→ **Extracted entries**
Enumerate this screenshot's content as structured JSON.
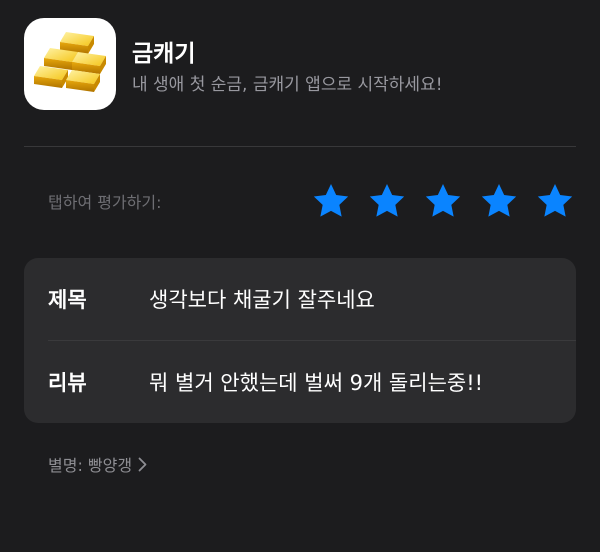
{
  "app": {
    "name": "금캐기",
    "subtitle": "내 생애 첫 순금, 금캐기 앱으로 시작하세요!",
    "icon": "gold-bars-icon"
  },
  "rating": {
    "label": "탭하여 평가하기:",
    "value": 5,
    "max": 5,
    "star_color": "#0a84ff"
  },
  "review_form": {
    "title_label": "제목",
    "title_value": "생각보다 채굴기 잘주네요",
    "review_label": "리뷰",
    "review_value": "뭐 별거 안했는데 벌써 9개 돌리는중!!"
  },
  "nickname": {
    "text": "별명: 빵양갱",
    "icon": "chevron-right-icon"
  },
  "colors": {
    "background": "#1c1c1e",
    "card": "#2c2c2e",
    "secondary_text": "#98989f",
    "accent": "#0a84ff"
  }
}
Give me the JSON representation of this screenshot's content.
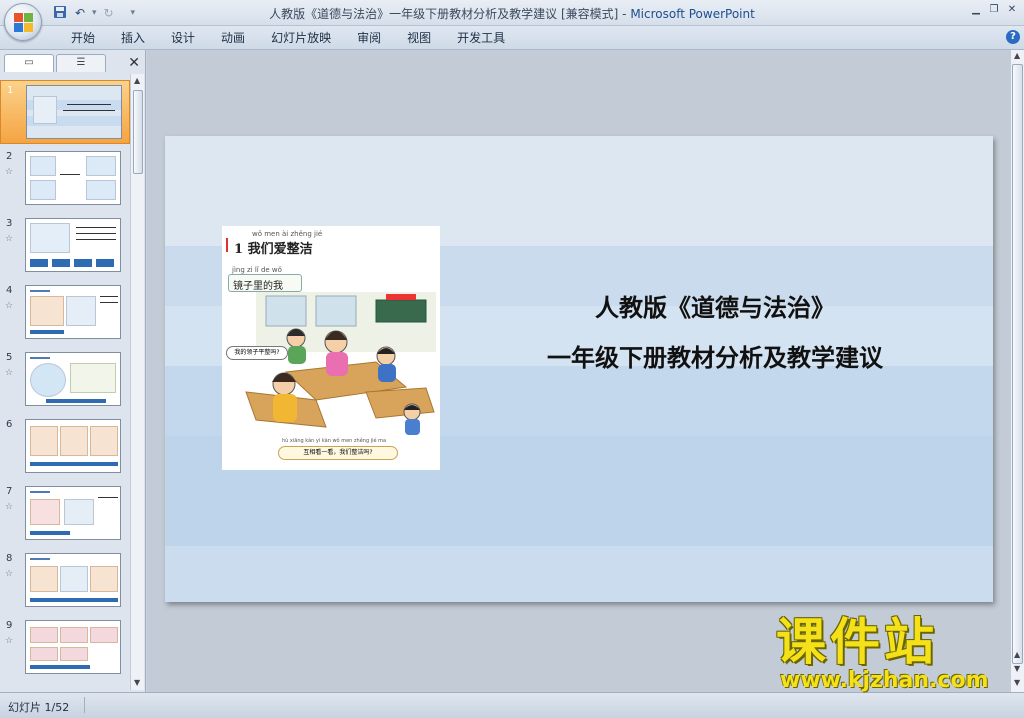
{
  "window": {
    "title_doc": "人教版《道德与法治》一年级下册教材分析及教学建议 [兼容模式] - ",
    "title_app": "Microsoft PowerPoint"
  },
  "ribbon": {
    "tabs": [
      "开始",
      "插入",
      "设计",
      "动画",
      "幻灯片放映",
      "审阅",
      "视图",
      "开发工具"
    ]
  },
  "thumbnails": {
    "items": [
      {
        "num": "1",
        "selected": true
      },
      {
        "num": "2",
        "selected": false
      },
      {
        "num": "3",
        "selected": false
      },
      {
        "num": "4",
        "selected": false
      },
      {
        "num": "5",
        "selected": false
      },
      {
        "num": "6",
        "selected": false
      },
      {
        "num": "7",
        "selected": false
      },
      {
        "num": "8",
        "selected": false
      },
      {
        "num": "9",
        "selected": false
      }
    ]
  },
  "slide": {
    "title_line1": "人教版《道德与法治》",
    "title_line2": "一年级下册教材分析及教学建议",
    "book": {
      "lesson_num": "1",
      "lesson_title": "我们爱整洁",
      "lesson_pinyin": "wǒ  men  ài  zhěng  jié",
      "sub_pinyin": "jìng  zi  lǐ   de   wǒ",
      "sub_title": "镜子里的我",
      "speech1": "我的领子平整吗?",
      "speech2": "互相看一看，我们整洁吗?",
      "speech2_pinyin": "hù xiāng kàn yi kàn  wǒ men zhěng jié ma"
    }
  },
  "status": {
    "slide_indicator": "幻灯片 1/52"
  },
  "watermark": {
    "cn": "课件站",
    "url": "www.kjzhan.com"
  },
  "colors": {
    "selected_thumb": "#f5a442",
    "slide_band": "#c3d8ec",
    "watermark": "#f4e11a"
  }
}
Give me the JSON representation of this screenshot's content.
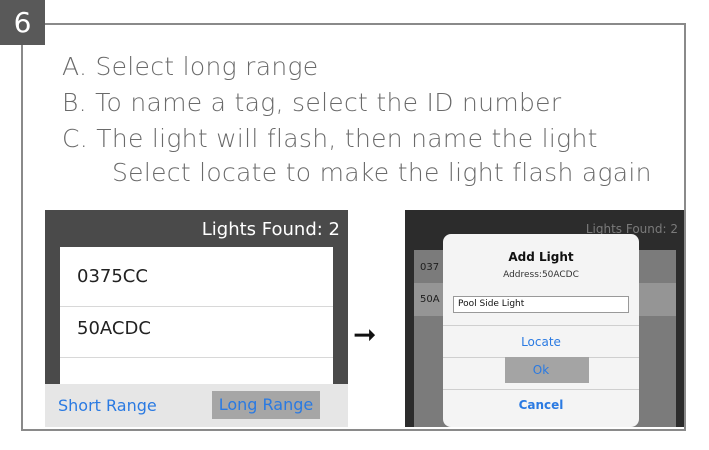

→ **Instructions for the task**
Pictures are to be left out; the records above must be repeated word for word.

→ **Exercise output**
Enumerate this screenshot's content as structured JSON.
{
  "app": {
    "name": "금캐기",
    "subtitle": "내 생애 첫 순금, 금캐기 앱으로 시작하세요!",
    "icon": "gold-bars-icon"
  },
  "rating": {
    "label": "탭하여 평가하기:",
    "value": 5,
    "max": 5,
    "star_color": "#0a84ff"
  },
  "review_form": {
    "title_label": "제목",
    "title_value": "생각보다 채굴기 잘주네요",
    "review_label": "리뷰",
    "review_value": "뭐 별거 안했는데 벌써 9개 돌리는중!!"
  },
  "nickname": {
    "text": "별명: 빵양갱",
    "icon": "chevron-right-icon"
  },
  "colors": {
    "background": "#1c1c1e",
    "card": "#2c2c2e",
    "secondary_text": "#98989f",
    "accent": "#0a84ff"
  }
}
Give me the JSON representation of this screenshot's content.
{
  "window": {
    "title_doc": "人教版《道德与法治》一年级下册教材分析及教学建议 [兼容模式] - ",
    "title_app": "Microsoft PowerPoint"
  },
  "ribbon": {
    "tabs": [
      "开始",
      "插入",
      "设计",
      "动画",
      "幻灯片放映",
      "审阅",
      "视图",
      "开发工具"
    ]
  },
  "thumbnails": {
    "items": [
      {
        "num": "1",
        "selected": true
      },
      {
        "num": "2",
        "selected": false
      },
      {
        "num": "3",
        "selected": false
      },
      {
        "num": "4",
        "selected": false
      },
      {
        "num": "5",
        "selected": false
      },
      {
        "num": "6",
        "selected": false
      },
      {
        "num": "7",
        "selected": false
      },
      {
        "num": "8",
        "selected": false
      },
      {
        "num": "9",
        "selected": false
      }
    ]
  },
  "slide": {
    "title_line1": "人教版《道德与法治》",
    "title_line2": "一年级下册教材分析及教学建议",
    "book": {
      "lesson_num": "1",
      "lesson_title": "我们爱整洁",
      "lesson_pinyin": "wǒ  men  ài  zhěng  jié",
      "sub_pinyin": "jìng  zi  lǐ   de   wǒ",
      "sub_title": "镜子里的我",
      "speech1": "我的领子平整吗?",
      "speech2": "互相看一看，我们整洁吗?",
      "speech2_pinyin": "hù xiāng kàn yi kàn  wǒ men zhěng jié ma"
    }
  },
  "status": {
    "slide_indicator": "幻灯片 1/52"
  },
  "watermark": {
    "cn": "课件站",
    "url": "www.kjzhan.com"
  },
  "colors": {
    "selected_thumb": "#f5a442",
    "slide_band": "#c3d8ec",
    "watermark": "#f4e11a"
  }
}
Give me the JSON representation of this screenshot's content.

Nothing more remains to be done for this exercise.